(Information provided Opens)
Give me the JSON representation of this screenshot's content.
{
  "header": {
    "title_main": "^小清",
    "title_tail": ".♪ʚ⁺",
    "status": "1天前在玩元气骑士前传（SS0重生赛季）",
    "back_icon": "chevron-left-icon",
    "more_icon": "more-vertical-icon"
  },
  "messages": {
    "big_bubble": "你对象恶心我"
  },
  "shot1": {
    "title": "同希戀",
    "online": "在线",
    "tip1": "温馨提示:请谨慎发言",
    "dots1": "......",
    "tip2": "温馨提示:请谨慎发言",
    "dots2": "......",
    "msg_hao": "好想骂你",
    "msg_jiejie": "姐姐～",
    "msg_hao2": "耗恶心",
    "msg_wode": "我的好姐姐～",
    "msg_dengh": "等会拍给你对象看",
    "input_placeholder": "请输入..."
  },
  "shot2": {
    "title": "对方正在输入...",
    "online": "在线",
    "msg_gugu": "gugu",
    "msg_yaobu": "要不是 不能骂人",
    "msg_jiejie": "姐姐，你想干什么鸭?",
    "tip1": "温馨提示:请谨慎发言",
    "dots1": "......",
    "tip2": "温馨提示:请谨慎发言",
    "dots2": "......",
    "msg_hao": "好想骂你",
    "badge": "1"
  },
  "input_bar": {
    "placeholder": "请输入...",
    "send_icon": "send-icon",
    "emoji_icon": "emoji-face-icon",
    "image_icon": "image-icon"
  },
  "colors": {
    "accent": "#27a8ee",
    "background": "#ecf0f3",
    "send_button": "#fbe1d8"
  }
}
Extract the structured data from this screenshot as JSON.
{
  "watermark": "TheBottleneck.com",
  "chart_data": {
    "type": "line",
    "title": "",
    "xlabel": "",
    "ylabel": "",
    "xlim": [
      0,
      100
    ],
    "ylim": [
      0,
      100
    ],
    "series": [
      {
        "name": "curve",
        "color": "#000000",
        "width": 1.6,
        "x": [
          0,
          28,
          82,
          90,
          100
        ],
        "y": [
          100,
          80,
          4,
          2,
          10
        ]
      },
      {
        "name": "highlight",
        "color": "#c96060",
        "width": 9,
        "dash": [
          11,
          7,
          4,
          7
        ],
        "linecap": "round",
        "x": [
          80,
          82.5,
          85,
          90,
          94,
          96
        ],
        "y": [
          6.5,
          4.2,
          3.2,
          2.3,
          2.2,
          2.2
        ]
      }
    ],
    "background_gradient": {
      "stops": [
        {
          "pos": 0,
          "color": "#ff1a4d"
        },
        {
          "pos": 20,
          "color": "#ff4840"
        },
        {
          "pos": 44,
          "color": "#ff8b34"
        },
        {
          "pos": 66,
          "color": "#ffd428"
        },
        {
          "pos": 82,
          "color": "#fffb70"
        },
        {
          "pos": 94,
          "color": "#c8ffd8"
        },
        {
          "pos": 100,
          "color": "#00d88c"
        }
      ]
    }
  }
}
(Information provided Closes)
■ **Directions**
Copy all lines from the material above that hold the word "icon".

■ **Solution to the problem**
    "back_icon": "chevron-left-icon",
    "more_icon": "more-vertical-icon"
    "send_icon": "send-icon",
    "emoji_icon": "emoji-face-icon",
    "image_icon": "image-icon"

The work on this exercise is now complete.